Anthony Fauci is literally the stuff romance novels are made of. The director of the National Institute of Allergy and Infectious Diseases was the inspiration for the erotic hero in Sally Quinn’s 1991 novel Happy Endings, in which widowed First Lady Sadie Grey falls for a sandy-haired NIH scientist named Michael Lanzer, who has just discovered a therapy for AIDS. Quinn had been seated next to Fauci, who was then battling the spread of AIDS, at a Washington dinner party as she sought inspiration for the sequel to 1986's Regrets Only, per the Washingtonian. "Usually those dinners, you make polite conversation, and that's it. But we had this intense conversation, personal conversation. I thought, 'Wow, this guy is amazing,'" Quinn tells the outlet. "I just fell in love with him."

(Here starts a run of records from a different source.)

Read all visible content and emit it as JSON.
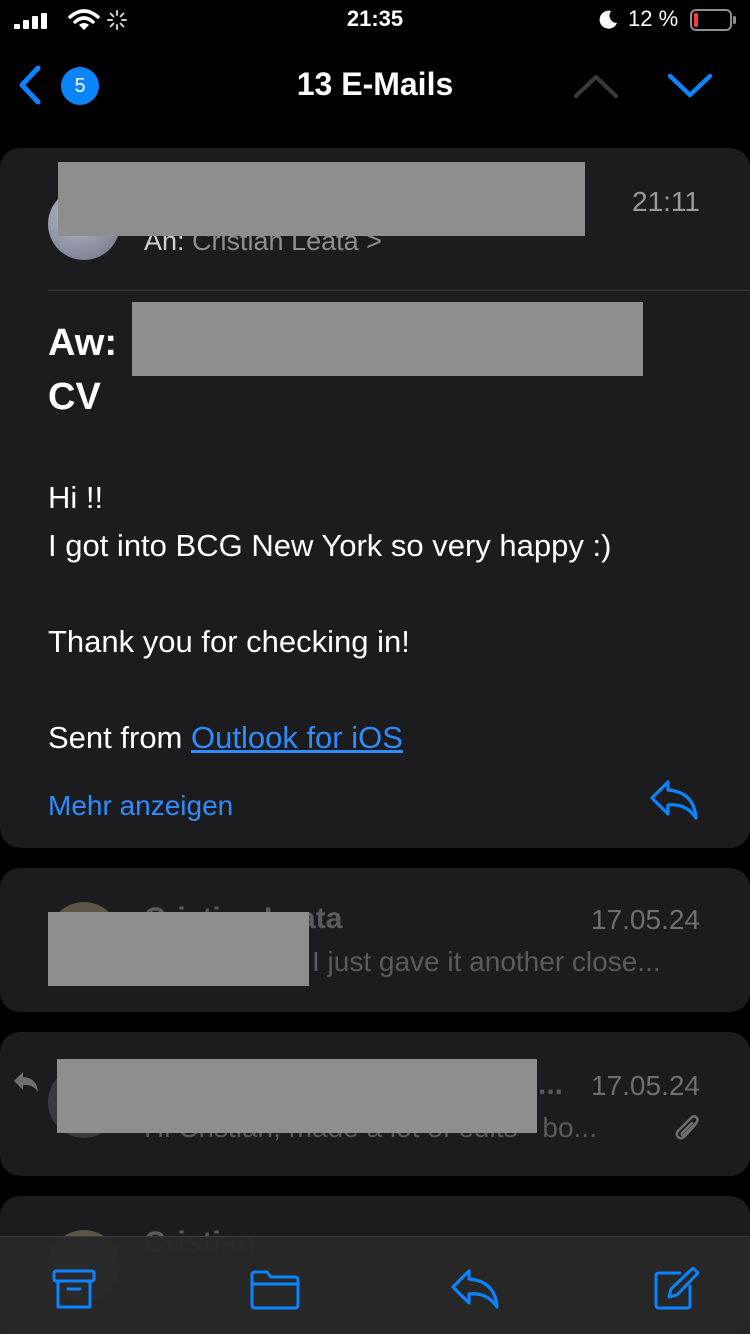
{
  "status_bar": {
    "time": "21:35",
    "battery_percent": "12 %",
    "battery_level": 0.12,
    "signal_bars": 4,
    "icons": [
      "signal-icon",
      "wifi-icon",
      "activity-spinner-icon",
      "moon-icon",
      "battery-icon"
    ]
  },
  "nav": {
    "back_icon": "chevron-left-icon",
    "unread_count": "5",
    "title": "13 E-Mails",
    "prev_icon": "chevron-up-icon",
    "next_icon": "chevron-down-icon"
  },
  "message": {
    "time": "21:11",
    "to_label": "An:",
    "to_name": "Cristian Leata",
    "to_chevron": ">",
    "subject_prefix": "Aw:",
    "subject_end": "CV",
    "greeting": "Hi !!",
    "line1": "I got into BCG New York so very happy :)",
    "line2": "Thank you for checking in!",
    "signature_prefix": "Sent from ",
    "signature_link": "Outlook for iOS",
    "show_more": "Mehr anzeigen",
    "reply_icon": "reply-icon"
  },
  "thread": [
    {
      "name": "Cristian Leata",
      "date": "17.05.24",
      "snippet": "I just gave it another close..."
    },
    {
      "name": "...",
      "date": "17.05.24",
      "snippet": "Hi Cristian, made a lot of edits - bo...",
      "attachment_icon": "paperclip-icon",
      "status_icon": "replied-icon"
    },
    {
      "name": "Cristian"
    }
  ],
  "toolbar": {
    "items": [
      "archive-icon",
      "folder-icon",
      "reply-icon",
      "compose-icon"
    ]
  },
  "colors": {
    "accent": "#0a84ff",
    "card": "#1c1c1e",
    "background": "#000000",
    "redaction": "#8e8e8e",
    "battery_low": "#ff3b30"
  }
}
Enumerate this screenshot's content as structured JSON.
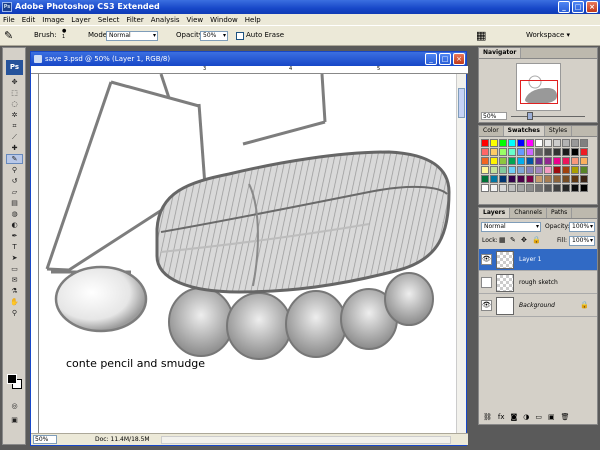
{
  "app": {
    "title": "Adobe Photoshop CS3 Extended",
    "icon": "ps-app-icon",
    "logo": "Ps"
  },
  "window_controls": {
    "minimize": "_",
    "maximize": "□",
    "close": "×"
  },
  "menu": [
    "File",
    "Edit",
    "Image",
    "Layer",
    "Select",
    "Filter",
    "Analysis",
    "View",
    "Window",
    "Help"
  ],
  "options": {
    "brush_label": "Brush:",
    "brush_size": "1",
    "mode_label": "Mode:",
    "mode_value": "Normal",
    "opacity_label": "Opacity:",
    "opacity_value": "50%",
    "auto_erase_label": "Auto Erase",
    "workspace_label": "Workspace ▾"
  },
  "document": {
    "title": "save 3.psd @ 50% (Layer 1, RGB/8)",
    "caption": "conte pencil and smudge",
    "zoom": "50%",
    "doc_info": "Doc: 11.4M/18.5M",
    "ruler_numbers": [
      "3",
      "4",
      "5"
    ]
  },
  "navigator": {
    "tab": "Navigator",
    "zoom": "50%"
  },
  "color_panel": {
    "tabs": [
      "Color",
      "Swatches",
      "Styles"
    ],
    "active": "Swatches",
    "swatches": [
      "#ff0000",
      "#ffff00",
      "#00ff00",
      "#00ffff",
      "#0000ff",
      "#ff00ff",
      "#ffffff",
      "#e6e6e6",
      "#cccccc",
      "#b3b3b3",
      "#999999",
      "#808080",
      "#ff6666",
      "#ffcc66",
      "#99ff66",
      "#66ffcc",
      "#6699ff",
      "#cc66ff",
      "#666666",
      "#4d4d4d",
      "#333333",
      "#1a1a1a",
      "#000000",
      "#ed1c24",
      "#f26522",
      "#fff200",
      "#8dc63f",
      "#00a651",
      "#00aeef",
      "#0054a6",
      "#662d91",
      "#92278f",
      "#ec008c",
      "#ed145b",
      "#f7977a",
      "#fbaf5d",
      "#fff799",
      "#c4df9b",
      "#82ca9c",
      "#6dcff6",
      "#7da7d9",
      "#8781bd",
      "#a186be",
      "#f49ac2",
      "#9e0b0f",
      "#a0410d",
      "#aba000",
      "#598527",
      "#007236",
      "#0076a3",
      "#003471",
      "#32004b",
      "#4b0049",
      "#7b0046",
      "#c69c6d",
      "#a67c52",
      "#8c6239",
      "#754c24",
      "#603913",
      "#3c2415",
      "#ffffff",
      "#f2f2f2",
      "#d9d9d9",
      "#bfbfbf",
      "#a6a6a6",
      "#8c8c8c",
      "#737373",
      "#595959",
      "#404040",
      "#262626",
      "#0d0d0d",
      "#000000"
    ]
  },
  "layers_panel": {
    "tabs": [
      "Layers",
      "Channels",
      "Paths"
    ],
    "active": "Layers",
    "blend_mode": "Normal",
    "opacity_label": "Opacity:",
    "opacity_value": "100%",
    "lock_label": "Lock:",
    "fill_label": "Fill:",
    "fill_value": "100%",
    "layers": [
      {
        "name": "Layer 1",
        "visible": true,
        "selected": true
      },
      {
        "name": "rough sketch",
        "visible": false,
        "selected": false
      },
      {
        "name": "Background",
        "visible": true,
        "selected": false,
        "locked": true
      }
    ],
    "footer_icons": [
      "link-icon",
      "fx-icon",
      "mask-icon",
      "adjustment-icon",
      "folder-icon",
      "new-layer-icon",
      "trash-icon"
    ]
  }
}
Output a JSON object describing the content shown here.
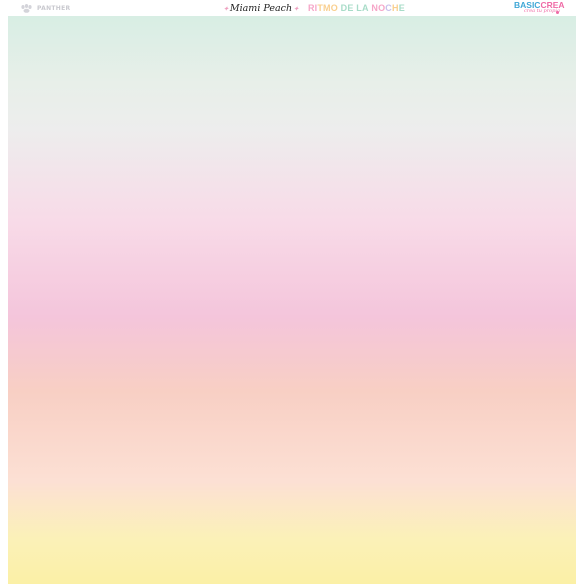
{
  "header": {
    "left_logo": {
      "text": "PANTHER",
      "icon": "paw-icon",
      "color": "#c9c9cf"
    },
    "product_name": "Miami Peach",
    "collection_name": "RITMO DE LA NOCHE",
    "collection_letter_colors": [
      "#f6a6c8",
      "#f6a6c8",
      "#f9cf8f",
      "#f9cf8f",
      "#f9cf8f",
      "#a8dcc8",
      "#a8dcc8",
      "#a8dcc8",
      "#a8dcc8",
      "#f6a6c8",
      "#f6a6c8",
      "#c8c0ec",
      "#f9cf8f",
      "#a8dcc8",
      "#a8dcc8",
      "#f6a6c8",
      "#c8c0ec"
    ],
    "brand": {
      "part1": "BASIC",
      "part2": "CREA",
      "tagline": "crea tu propia",
      "color_primary": "#3fa7d6",
      "color_secondary": "#ef6aa5"
    }
  },
  "swatch": {
    "gradient_colors": [
      "#d8eee4",
      "#ededed",
      "#f8dbe8",
      "#f4c5db",
      "#f8cfc4",
      "#fce0d4",
      "#fbf0a6"
    ]
  }
}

She decided Grey should "fall in love with this doctor who does this amazing work, and doesn't get a lot of publicity," somebody "really brilliant, and compassionate, and kind, and decent, and honest …and sexy." The novel finds Grey musing over Lanzer's "low, melodious, sexy, almost hypnotic" voice. Upon being dragged to a White House event, Lanzer complains about becoming a "PR man," but he supports the administration even as "an incapacitated president leaves the nation feeling 'rudderless'" and "a senior official spews reckless claims about HIV," per the Washingtonian. Quinn says Fauci has known about the inspiration for some time. "He just thought it was funny," she says. "I think he was a little embarrassed." The allure continues, per the Hill, which describes a petition to have Fauci, 79, named "sexiest man alive." (Read more Anthony Fauci stories.)